In short, the global food system is broken – increasingly controlled by a handful of multinationals, small-scale farmers and local companies are driven out of business, both obesity and food poverty are rife, nature is being destroyed and citizens are increasingly footing the bill for one food crisis after another.
However, an alternative food system exists and is growing. With the International Day of Peasants’ Struggles on 17 April approaching, a new briefing and video from Friends of the Earth Europe demonstrates how people across Europe are re-organising their food supply chains – re-connecting producers and consumers and re-localising agriculture and food distribution in a sustainable way. This includes short supply chains, alternative food networks, local farming systems and direct sales.
Stanka Becheva, food campaigner for Friends of the Earth Europe said: “We need a radical overhaul of the industrialised and corporate-led food and farming system if we want to feed the world without destroying the planet. This means putting food and farming back into the hands of the people.”

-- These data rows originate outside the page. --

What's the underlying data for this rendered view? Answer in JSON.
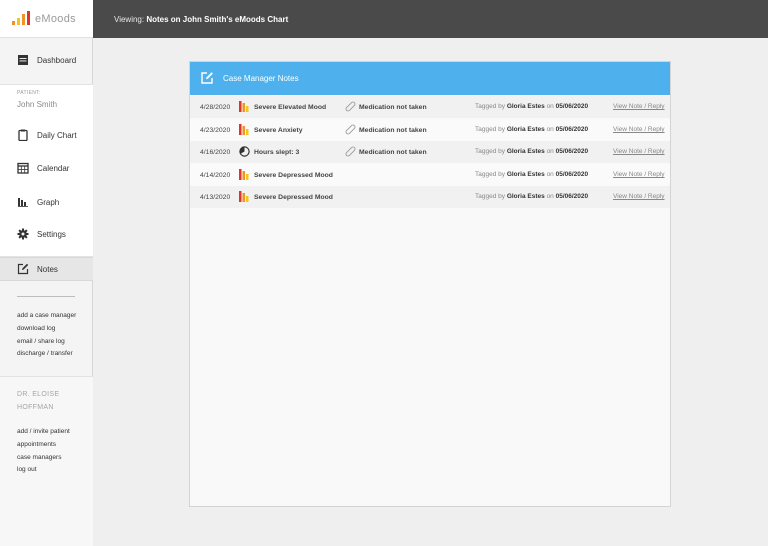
{
  "app": {
    "logo_text": "eMoods"
  },
  "header": {
    "prefix": "Viewing:",
    "title": "Notes on John Smith's eMoods Chart"
  },
  "sidebar": {
    "dashboard_label": "Dashboard",
    "patient_caption": "PATIENT:",
    "patient_name": "John Smith",
    "items": [
      {
        "label": "Daily Chart",
        "icon": "clipboard-icon"
      },
      {
        "label": "Calendar",
        "icon": "calendar-icon"
      },
      {
        "label": "Graph",
        "icon": "bar-graph-icon"
      },
      {
        "label": "Settings",
        "icon": "gear-icon"
      },
      {
        "label": "Notes",
        "icon": "edit-note-icon",
        "active": true
      }
    ],
    "patient_links": [
      "add a case manager",
      "download log",
      "email / share log",
      "discharge / transfer"
    ],
    "doctor_name": "DR. ELOISE HOFFMAN",
    "doctor_links": [
      "add / invite patient",
      "appointments",
      "case managers",
      "log out"
    ]
  },
  "panel": {
    "title": "Case Manager Notes",
    "rows": [
      {
        "date": "4/28/2020",
        "mood_icon": "mood-bars-icon",
        "mood": "Severe Elevated Mood",
        "med": "Medication not taken",
        "tagged_prefix": "Tagged by",
        "tagged_by": "Gloria Estes",
        "on": "on",
        "tag_date": "05/06/2020",
        "link": "View Note / Reply"
      },
      {
        "date": "4/23/2020",
        "mood_icon": "mood-bars-icon",
        "mood": "Severe Anxiety",
        "med": "Medication not taken",
        "tagged_prefix": "Tagged by",
        "tagged_by": "Gloria Estes",
        "on": "on",
        "tag_date": "05/06/2020",
        "link": "View Note / Reply"
      },
      {
        "date": "4/16/2020",
        "mood_icon": "sleep-clock-icon",
        "mood": "Hours slept: 3",
        "med": "Medication not taken",
        "tagged_prefix": "Tagged by",
        "tagged_by": "Gloria Estes",
        "on": "on",
        "tag_date": "05/06/2020",
        "link": "View Note / Reply"
      },
      {
        "date": "4/14/2020",
        "mood_icon": "mood-bars-icon",
        "mood": "Severe Depressed Mood",
        "med": "",
        "tagged_prefix": "Tagged by",
        "tagged_by": "Gloria Estes",
        "on": "on",
        "tag_date": "05/06/2020",
        "link": "View Note / Reply"
      },
      {
        "date": "4/13/2020",
        "mood_icon": "mood-bars-icon",
        "mood": "Severe Depressed Mood",
        "med": "",
        "tagged_prefix": "Tagged by",
        "tagged_by": "Gloria Estes",
        "on": "on",
        "tag_date": "05/06/2020",
        "link": "View Note / Reply"
      }
    ]
  },
  "colors": {
    "header_bg": "#4a4a4a",
    "panel_head": "#4eb1ee",
    "mood_red": "#e2332b",
    "mood_orange": "#f0932b",
    "mood_yellow": "#f5c518"
  }
}
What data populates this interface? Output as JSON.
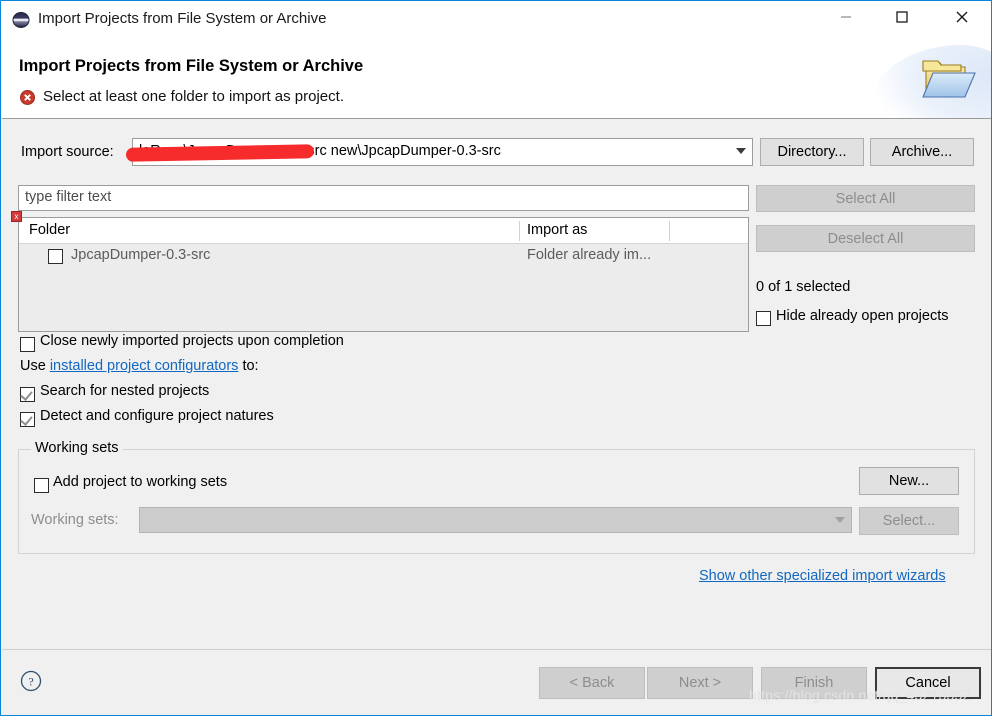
{
  "window": {
    "title": "Import Projects from File System or Archive",
    "app_icon": "eclipse-icon",
    "controls": {
      "minimize": "minimize-icon",
      "maximize": "maximize-icon",
      "close": "close-icon"
    }
  },
  "header": {
    "title": "Import Projects from File System or Archive",
    "message": "Select at least one folder to import as project.",
    "message_status": "error",
    "status_color": "#c0392b",
    "banner_icon": "open-folder-icon"
  },
  "import_source": {
    "label": "Import source:",
    "value": "leRecv\\JpcapDumper-0.3-src new\\JpcapDumper-0.3-src",
    "redacted": true,
    "directory_button": "Directory...",
    "archive_button": "Archive..."
  },
  "filter": {
    "placeholder": "type filter text",
    "value": ""
  },
  "table": {
    "columns": [
      "Folder",
      "Import as"
    ],
    "rows": [
      {
        "checked": false,
        "folder": "JpcapDumper-0.3-src",
        "import_as": "Folder already im..."
      }
    ],
    "error_decorator": "x"
  },
  "selection_panel": {
    "select_all": "Select All",
    "select_all_enabled": false,
    "deselect_all": "Deselect All",
    "deselect_all_enabled": false,
    "count_text": "0 of 1 selected",
    "hide_open_projects": {
      "label": "Hide already open projects",
      "checked": false
    }
  },
  "options": {
    "close_newly_imported": {
      "label": "Close newly imported projects upon completion",
      "checked": false
    },
    "use_prefix": "Use ",
    "configurators_link": "installed project configurators",
    "use_suffix": " to:",
    "search_nested": {
      "label": "Search for nested projects",
      "checked": true
    },
    "detect_natures": {
      "label": "Detect and configure project natures",
      "checked": true
    }
  },
  "working_sets": {
    "legend": "Working sets",
    "add_project": {
      "label": "Add project to working sets",
      "checked": false
    },
    "new_button": "New...",
    "combo_label": "Working sets:",
    "combo_value": "",
    "combo_enabled": false,
    "select_button": "Select...",
    "select_enabled": false
  },
  "links": {
    "show_other_wizards": "Show other specialized import wizards"
  },
  "footer": {
    "help_icon": "help-icon",
    "back": "< Back",
    "back_enabled": false,
    "next": "Next >",
    "next_enabled": false,
    "finish": "Finish",
    "finish_enabled": false,
    "cancel": "Cancel",
    "cancel_enabled": true
  },
  "watermark": "https://blog.csdn.net/qq_43213352"
}
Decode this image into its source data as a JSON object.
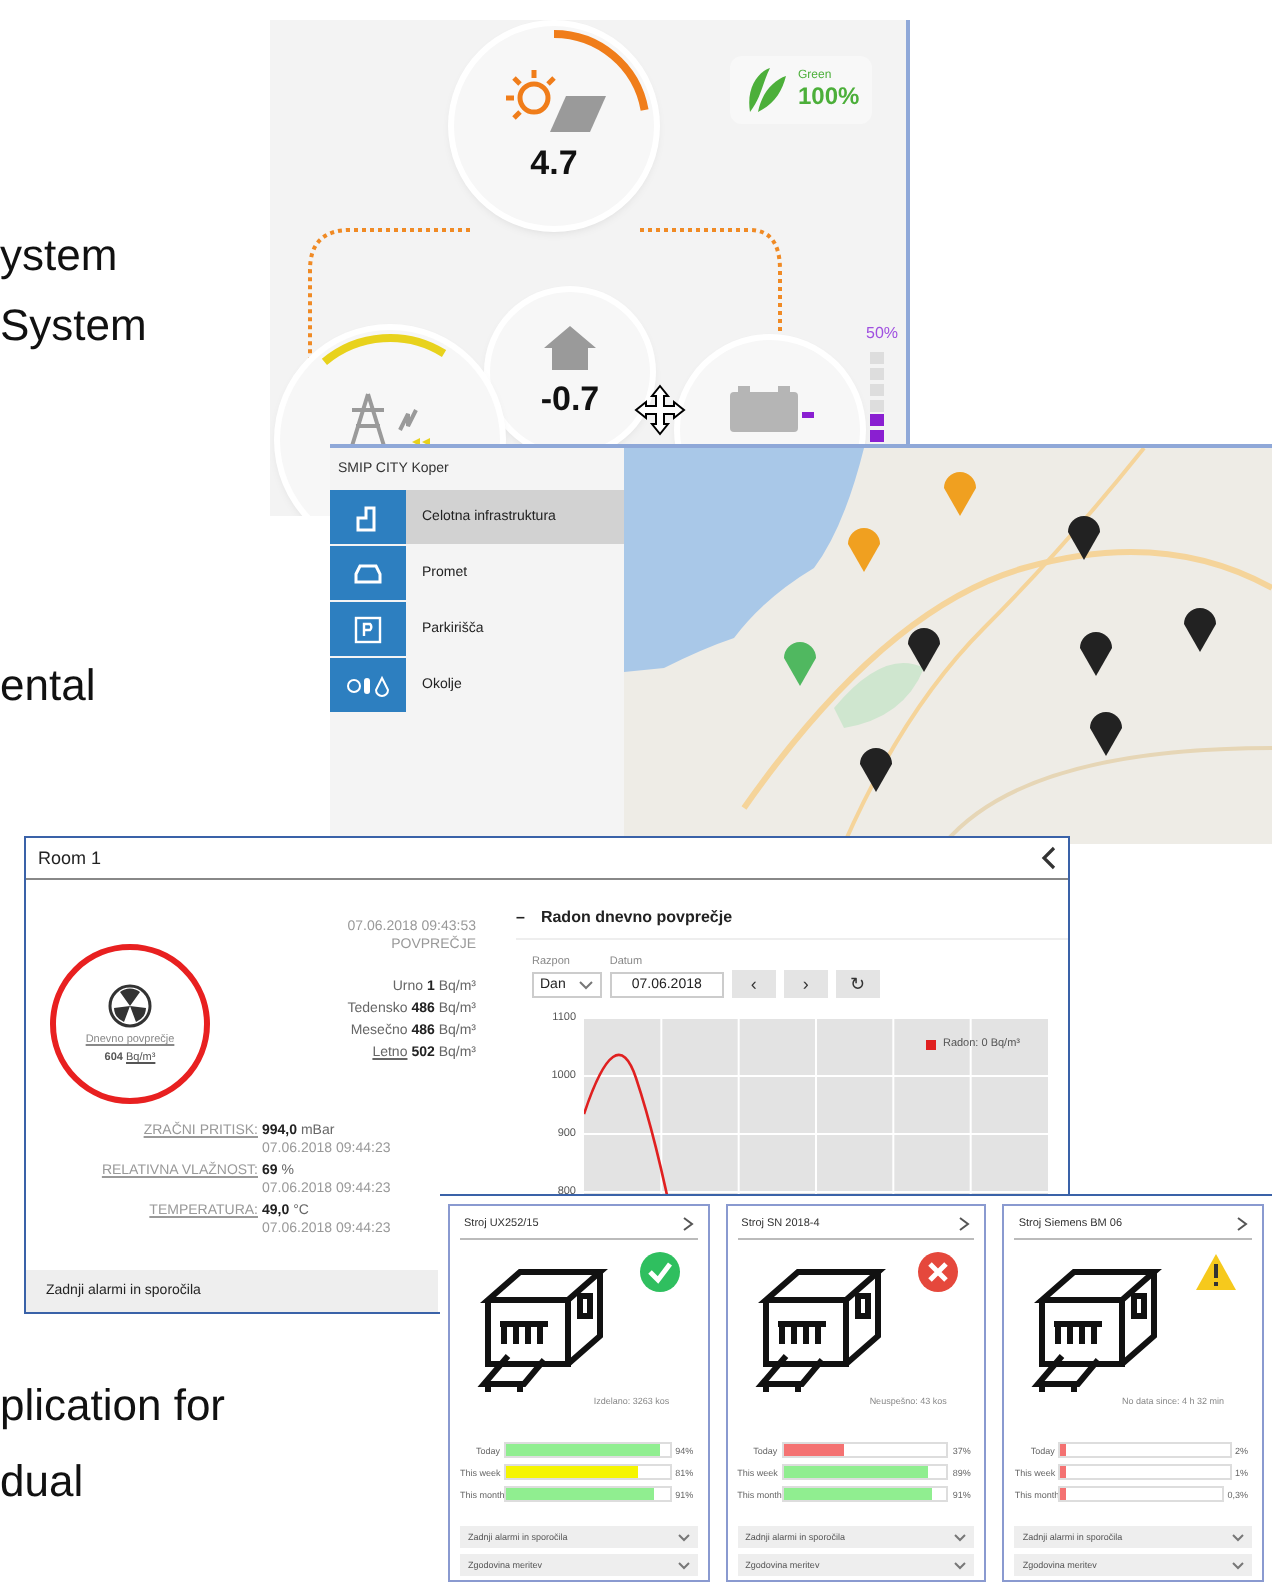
{
  "slide_text": [
    {
      "text": "ystem"
    },
    {
      "text": "System"
    },
    {
      "text": "ental"
    },
    {
      "text": "plication for"
    },
    {
      "text": "dual"
    }
  ],
  "energy": {
    "solar": {
      "value": "4.7"
    },
    "house": {
      "value": "-0.7"
    },
    "battery": {
      "reading": "50%",
      "level": 0.5
    },
    "green": {
      "label": "Green",
      "value": "100%"
    }
  },
  "map": {
    "title": "SMIP CITY Koper",
    "items": [
      {
        "label": "Celotna infrastruktura",
        "kind": "infrastructure",
        "selected": true
      },
      {
        "label": "Promet",
        "kind": "traffic",
        "selected": false
      },
      {
        "label": "Parkirišča",
        "kind": "parking",
        "selected": false
      },
      {
        "label": "Okolje",
        "kind": "environment",
        "selected": false
      }
    ]
  },
  "room": {
    "title": "Room 1",
    "gauge": {
      "label": "Dnevno povprečje",
      "value": "604",
      "unit": "Bq/m³"
    },
    "timestamp": "07.06.2018 09:43:53",
    "heading": "POVPREČJE",
    "averages": [
      {
        "label": "Urno",
        "value": "1",
        "unit": "Bq/m³"
      },
      {
        "label": "Tedensko",
        "value": "486",
        "unit": "Bq/m³"
      },
      {
        "label": "Mesečno",
        "value": "486",
        "unit": "Bq/m³"
      },
      {
        "label": "Letno",
        "value": "502",
        "unit": "Bq/m³"
      }
    ],
    "measurements": [
      {
        "label": "ZRAČNI PRITISK:",
        "value": "994,0",
        "unit": "mBar",
        "time": "07.06.2018 09:44:23"
      },
      {
        "label": "RELATIVNA VLAŽNOST:",
        "value": "69",
        "unit": "%",
        "time": "07.06.2018 09:44:23"
      },
      {
        "label": "TEMPERATURA:",
        "value": "49,0",
        "unit": "°C",
        "time": "07.06.2018 09:44:23"
      }
    ],
    "footer": "Zadnji alarmi in sporočila",
    "chart_panel": {
      "title": "Radon dnevno povprečje",
      "collapse": "–",
      "range_label": "Razpon",
      "range_value": "Dan",
      "date_label": "Datum",
      "date_value": "07.06.2018",
      "prev": "‹",
      "next": "›",
      "refresh": "↻",
      "y_labels": [
        "1100",
        "1000",
        "900",
        "800"
      ],
      "legend": "Radon: 0 Bq/m³"
    }
  },
  "machines": [
    {
      "title": "Stroj UX252/15",
      "kind": "ok",
      "caption": "Izdelano: 3263 kos",
      "bars": [
        {
          "label": "Today",
          "reading": "94%",
          "level": 0.94,
          "color": "#90ee90"
        },
        {
          "label": "This week",
          "reading": "81%",
          "level": 0.81,
          "color": "#f5f500"
        },
        {
          "label": "This month",
          "reading": "91%",
          "level": 0.91,
          "color": "#90ee90"
        }
      ],
      "menus": [
        "Zadnji alarmi in sporočila",
        "Zgodovina meritev"
      ]
    },
    {
      "title": "Stroj SN 2018-4",
      "kind": "error",
      "caption": "Neuspešno: 43 kos",
      "bars": [
        {
          "label": "Today",
          "reading": "37%",
          "level": 0.37,
          "color": "#f47272"
        },
        {
          "label": "This week",
          "reading": "89%",
          "level": 0.89,
          "color": "#90ee90"
        },
        {
          "label": "This month",
          "reading": "91%",
          "level": 0.91,
          "color": "#90ee90"
        }
      ],
      "menus": [
        "Zadnji alarmi in sporočila",
        "Zgodovina meritev"
      ]
    },
    {
      "title": "Stroj Siemens BM 06",
      "kind": "warning",
      "caption": "No data since: 4 h 32 min",
      "bars": [
        {
          "label": "Today",
          "reading": "2%",
          "level": 0.02,
          "color": "#f47272"
        },
        {
          "label": "This week",
          "reading": "1%",
          "level": 0.01,
          "color": "#f47272"
        },
        {
          "label": "This month",
          "reading": "0,3%",
          "level": 0.003,
          "color": "#f47272"
        }
      ],
      "menus": [
        "Zadnji alarmi in sporočila",
        "Zgodovina meritev"
      ]
    }
  ]
}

Friends of the Earth Europe is supporting agro-ecological food systems that work within ecological and equitable limits – to achieve food sovereignty in Europe and the rest of the world. Only in this way we will be able to build a resilient food system that will provide enough food for the future whilst supporting small and peasant farmers without destroying the environment. Friends of the Earth Europe is inviting citizens, organisations, politicians and local authorities to look for existing solutions in their regions and to find the best ways to support them.
Olivier de Schutter’s final report to the Human Rights Council: http://www.srfood.org/images/stories/pdf/officialreports/20140310_finalreport_en.pdf
In his final report to the Human Rights Council published on the 10th of March 2014, the Special Rapporteur on the right to food Olivier De Schutter concluded:
“…. food sovereignty is a condition for the full realization of the right to food….
…Empowering communities at the local level in order for them to identify the obstacles that they face and the solutions that suit them best, is a first step. This must be complemented by supportive policies at the national level that ensure the right sequencing between the various policy reforms that are needed, across all relevant sectors, including agriculture, rural development, health, education and social protection. In turn, local-level and national-level policies should benefit from an enabling international environment, in which policies that affect the ability of countries to guarantee the right to food – in the areas of trade, food aid, foreign debt alleviation and development cooperation – are realigned with the imperative of achieving food security and ensuring adequate nutrition…”